A study by researchers at the University of California - Davis and the University of California - San Diego examined the chocolate eating habits and moods of 931 adult men and women in southern California. The researchers examined the association of chocolate consumptions and depression among the study participants.
Those who scored high for depression (16 or higher on the Center for Epidemiological Studies - Depression Scale) ate more chocolate (8.4 servings per month) compared with those who didn't screen positive for depression (5.4 servings per month.) Moreover, participants with the highest scores (22 or higher on the depression scale) consumed even more chocolate (11.8 servings a month on average.)
The researchers said it was unclear whether there was a causal link between chocolate consumption and depression, but postulated several possible answers including that chocolate could confer some mood benefit and depressed people could be self medicating. Alternatively, depression could stimulate a chocolate craving without there being a benefit or, they wrote, chocolate could even contribute to the depression.

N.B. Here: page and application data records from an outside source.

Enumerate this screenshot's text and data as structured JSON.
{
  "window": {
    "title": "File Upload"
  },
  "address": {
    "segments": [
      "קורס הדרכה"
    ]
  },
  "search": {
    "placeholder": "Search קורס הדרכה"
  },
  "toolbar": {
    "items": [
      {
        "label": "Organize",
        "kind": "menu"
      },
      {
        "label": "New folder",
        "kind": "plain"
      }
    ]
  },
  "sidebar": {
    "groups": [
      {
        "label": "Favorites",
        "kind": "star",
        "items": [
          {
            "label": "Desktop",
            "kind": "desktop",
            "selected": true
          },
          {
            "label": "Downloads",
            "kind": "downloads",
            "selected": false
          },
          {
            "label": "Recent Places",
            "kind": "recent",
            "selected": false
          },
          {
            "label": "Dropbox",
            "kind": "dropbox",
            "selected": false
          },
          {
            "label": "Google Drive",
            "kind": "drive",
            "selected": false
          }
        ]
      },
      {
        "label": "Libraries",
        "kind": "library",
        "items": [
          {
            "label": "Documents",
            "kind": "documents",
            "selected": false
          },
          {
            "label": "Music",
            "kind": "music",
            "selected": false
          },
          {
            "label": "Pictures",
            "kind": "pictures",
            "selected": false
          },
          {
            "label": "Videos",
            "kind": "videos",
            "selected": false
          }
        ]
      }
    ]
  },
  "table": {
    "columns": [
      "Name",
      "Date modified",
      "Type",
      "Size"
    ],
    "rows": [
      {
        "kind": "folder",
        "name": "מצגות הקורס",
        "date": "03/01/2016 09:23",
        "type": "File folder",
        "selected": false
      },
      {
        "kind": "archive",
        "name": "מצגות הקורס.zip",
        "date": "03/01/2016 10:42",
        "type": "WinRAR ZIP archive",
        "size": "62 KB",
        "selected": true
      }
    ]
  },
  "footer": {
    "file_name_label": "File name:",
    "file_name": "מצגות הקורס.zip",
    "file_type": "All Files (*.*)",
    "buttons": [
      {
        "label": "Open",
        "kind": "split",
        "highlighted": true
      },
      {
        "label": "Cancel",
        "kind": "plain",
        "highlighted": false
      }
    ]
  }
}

"In conclusion, people with higher depression ratings consumed more chocolate," the researchers wrote in an article on their work published in Tuesday's issue of the medical journal Archives of Internal Medicine. "Future studies are required to elucidate the foundation of the association and to determine whether chocolate has a role in depression, as cause or cure."
Regardless, I have a nice big bar of 72 percent pure cocoa at the ready for myself and my colleagues as we watch the Tuesday's auction to determine who will own the newspaper and website next.